> [LISTED ENTRIES]
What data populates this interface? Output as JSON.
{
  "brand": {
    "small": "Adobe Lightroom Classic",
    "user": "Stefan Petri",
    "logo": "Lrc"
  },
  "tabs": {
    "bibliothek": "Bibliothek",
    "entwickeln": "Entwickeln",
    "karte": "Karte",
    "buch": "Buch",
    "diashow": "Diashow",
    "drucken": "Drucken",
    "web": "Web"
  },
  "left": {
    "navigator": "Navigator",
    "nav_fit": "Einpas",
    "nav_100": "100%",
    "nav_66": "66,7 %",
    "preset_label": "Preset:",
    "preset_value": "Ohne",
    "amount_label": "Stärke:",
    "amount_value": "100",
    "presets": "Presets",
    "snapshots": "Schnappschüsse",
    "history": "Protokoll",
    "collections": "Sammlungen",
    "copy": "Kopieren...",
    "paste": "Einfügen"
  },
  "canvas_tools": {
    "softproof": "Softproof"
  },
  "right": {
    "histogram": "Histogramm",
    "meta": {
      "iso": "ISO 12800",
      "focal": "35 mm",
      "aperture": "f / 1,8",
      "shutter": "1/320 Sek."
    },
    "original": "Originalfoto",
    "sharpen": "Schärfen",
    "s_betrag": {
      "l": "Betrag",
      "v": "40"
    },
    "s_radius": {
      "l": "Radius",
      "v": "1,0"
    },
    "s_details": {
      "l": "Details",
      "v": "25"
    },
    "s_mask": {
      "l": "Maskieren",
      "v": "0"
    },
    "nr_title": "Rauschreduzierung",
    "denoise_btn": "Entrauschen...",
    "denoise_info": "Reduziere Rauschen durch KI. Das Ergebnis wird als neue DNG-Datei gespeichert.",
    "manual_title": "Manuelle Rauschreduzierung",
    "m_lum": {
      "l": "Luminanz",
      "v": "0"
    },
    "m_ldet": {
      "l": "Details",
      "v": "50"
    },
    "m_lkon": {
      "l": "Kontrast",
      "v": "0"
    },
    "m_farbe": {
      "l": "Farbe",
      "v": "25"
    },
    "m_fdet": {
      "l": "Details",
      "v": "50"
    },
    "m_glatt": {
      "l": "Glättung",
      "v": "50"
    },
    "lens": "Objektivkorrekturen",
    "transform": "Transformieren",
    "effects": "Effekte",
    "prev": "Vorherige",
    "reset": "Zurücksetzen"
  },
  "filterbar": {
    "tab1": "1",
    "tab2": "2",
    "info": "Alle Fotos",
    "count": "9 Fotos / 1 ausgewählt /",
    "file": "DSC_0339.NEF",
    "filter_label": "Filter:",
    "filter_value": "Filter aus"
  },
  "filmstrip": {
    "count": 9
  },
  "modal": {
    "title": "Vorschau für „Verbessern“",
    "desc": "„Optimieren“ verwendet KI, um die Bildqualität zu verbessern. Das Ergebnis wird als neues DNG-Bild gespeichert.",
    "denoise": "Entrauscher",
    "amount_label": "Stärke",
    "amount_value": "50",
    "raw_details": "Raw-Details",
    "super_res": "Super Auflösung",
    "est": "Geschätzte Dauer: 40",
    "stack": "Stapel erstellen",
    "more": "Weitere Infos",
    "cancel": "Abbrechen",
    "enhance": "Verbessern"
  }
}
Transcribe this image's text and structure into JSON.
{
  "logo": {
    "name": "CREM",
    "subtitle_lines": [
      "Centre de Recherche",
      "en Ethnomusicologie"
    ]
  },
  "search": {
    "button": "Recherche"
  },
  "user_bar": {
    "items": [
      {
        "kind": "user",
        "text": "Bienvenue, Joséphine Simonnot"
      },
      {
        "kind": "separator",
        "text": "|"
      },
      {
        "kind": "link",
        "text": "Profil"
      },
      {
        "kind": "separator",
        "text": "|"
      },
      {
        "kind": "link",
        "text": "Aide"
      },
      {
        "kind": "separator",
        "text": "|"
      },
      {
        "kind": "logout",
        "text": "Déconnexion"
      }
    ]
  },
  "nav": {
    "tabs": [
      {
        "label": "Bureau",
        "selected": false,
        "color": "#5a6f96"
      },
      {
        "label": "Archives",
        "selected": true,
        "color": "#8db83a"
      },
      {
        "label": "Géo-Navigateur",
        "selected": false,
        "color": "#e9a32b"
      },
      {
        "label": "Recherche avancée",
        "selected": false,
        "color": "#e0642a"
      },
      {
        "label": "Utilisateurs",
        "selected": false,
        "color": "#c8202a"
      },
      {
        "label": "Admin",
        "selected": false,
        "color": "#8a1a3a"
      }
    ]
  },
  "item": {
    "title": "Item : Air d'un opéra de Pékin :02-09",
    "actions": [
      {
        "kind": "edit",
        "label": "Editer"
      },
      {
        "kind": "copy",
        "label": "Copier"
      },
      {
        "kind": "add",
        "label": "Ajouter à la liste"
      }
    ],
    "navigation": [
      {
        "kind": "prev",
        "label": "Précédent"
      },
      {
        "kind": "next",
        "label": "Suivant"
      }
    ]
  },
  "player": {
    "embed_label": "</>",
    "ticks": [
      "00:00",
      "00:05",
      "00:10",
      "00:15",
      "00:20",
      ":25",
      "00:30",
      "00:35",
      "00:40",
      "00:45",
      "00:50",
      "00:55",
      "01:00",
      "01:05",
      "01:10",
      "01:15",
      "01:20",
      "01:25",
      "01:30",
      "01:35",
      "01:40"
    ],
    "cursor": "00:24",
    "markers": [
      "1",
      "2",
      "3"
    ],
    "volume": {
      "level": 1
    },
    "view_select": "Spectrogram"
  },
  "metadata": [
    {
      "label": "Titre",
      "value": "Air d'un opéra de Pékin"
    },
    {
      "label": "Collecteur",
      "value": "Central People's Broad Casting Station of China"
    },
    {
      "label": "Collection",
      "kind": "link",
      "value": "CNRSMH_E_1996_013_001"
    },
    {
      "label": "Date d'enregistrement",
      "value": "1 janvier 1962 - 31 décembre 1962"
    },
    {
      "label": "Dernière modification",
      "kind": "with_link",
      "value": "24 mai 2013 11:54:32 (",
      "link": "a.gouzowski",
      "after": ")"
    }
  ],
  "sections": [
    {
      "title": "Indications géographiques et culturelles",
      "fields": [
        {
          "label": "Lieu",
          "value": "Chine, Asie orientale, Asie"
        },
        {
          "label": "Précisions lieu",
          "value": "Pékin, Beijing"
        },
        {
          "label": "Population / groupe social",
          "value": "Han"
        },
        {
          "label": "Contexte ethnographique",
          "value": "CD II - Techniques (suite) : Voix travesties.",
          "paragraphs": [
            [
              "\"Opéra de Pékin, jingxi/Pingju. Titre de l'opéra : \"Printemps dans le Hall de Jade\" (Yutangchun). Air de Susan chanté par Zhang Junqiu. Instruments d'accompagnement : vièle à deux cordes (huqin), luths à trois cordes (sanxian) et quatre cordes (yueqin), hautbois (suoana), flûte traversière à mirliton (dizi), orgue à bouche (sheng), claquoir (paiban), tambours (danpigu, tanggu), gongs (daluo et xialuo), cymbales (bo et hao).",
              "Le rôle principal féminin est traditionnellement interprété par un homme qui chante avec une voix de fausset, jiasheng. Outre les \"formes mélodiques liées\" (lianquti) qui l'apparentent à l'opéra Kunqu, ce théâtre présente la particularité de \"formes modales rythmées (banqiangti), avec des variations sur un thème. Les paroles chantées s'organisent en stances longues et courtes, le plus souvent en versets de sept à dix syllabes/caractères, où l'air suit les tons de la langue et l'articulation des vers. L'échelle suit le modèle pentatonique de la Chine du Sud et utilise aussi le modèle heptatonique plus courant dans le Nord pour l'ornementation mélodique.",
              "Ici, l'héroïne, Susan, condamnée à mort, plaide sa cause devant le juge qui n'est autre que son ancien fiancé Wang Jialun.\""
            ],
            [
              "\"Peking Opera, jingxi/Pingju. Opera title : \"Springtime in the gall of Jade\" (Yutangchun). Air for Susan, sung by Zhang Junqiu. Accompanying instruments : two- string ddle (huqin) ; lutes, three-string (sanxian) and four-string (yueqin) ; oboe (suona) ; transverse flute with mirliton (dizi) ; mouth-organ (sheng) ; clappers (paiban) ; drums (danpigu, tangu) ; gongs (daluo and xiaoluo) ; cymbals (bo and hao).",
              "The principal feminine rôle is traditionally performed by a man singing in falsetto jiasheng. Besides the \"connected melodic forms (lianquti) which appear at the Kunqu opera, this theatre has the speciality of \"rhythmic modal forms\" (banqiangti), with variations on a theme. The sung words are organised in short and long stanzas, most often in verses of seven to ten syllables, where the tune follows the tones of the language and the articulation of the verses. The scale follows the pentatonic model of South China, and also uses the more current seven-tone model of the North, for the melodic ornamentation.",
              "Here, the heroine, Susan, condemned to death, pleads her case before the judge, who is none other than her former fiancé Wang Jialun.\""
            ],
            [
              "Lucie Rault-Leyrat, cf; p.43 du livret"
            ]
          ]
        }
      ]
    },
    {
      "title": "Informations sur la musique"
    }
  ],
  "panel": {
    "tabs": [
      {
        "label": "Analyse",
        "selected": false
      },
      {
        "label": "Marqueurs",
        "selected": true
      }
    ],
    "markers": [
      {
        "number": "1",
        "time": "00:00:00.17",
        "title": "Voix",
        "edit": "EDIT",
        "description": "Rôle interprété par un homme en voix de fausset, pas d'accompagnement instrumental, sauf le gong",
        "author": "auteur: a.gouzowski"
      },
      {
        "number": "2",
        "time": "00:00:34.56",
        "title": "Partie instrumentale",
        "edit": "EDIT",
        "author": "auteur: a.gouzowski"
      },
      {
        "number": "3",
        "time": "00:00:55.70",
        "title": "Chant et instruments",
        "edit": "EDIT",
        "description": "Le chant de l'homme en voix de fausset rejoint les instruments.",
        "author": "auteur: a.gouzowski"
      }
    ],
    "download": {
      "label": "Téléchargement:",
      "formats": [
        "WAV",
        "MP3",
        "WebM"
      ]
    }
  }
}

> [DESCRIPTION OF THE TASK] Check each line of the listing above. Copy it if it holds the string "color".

> [REPLY]
        "color": "#5a6f96"
        "color": "#8db83a"
        "color": "#e9a32b"
        "color": "#e0642a"
        "color": "#c8202a"
        "color": "#8a1a3a"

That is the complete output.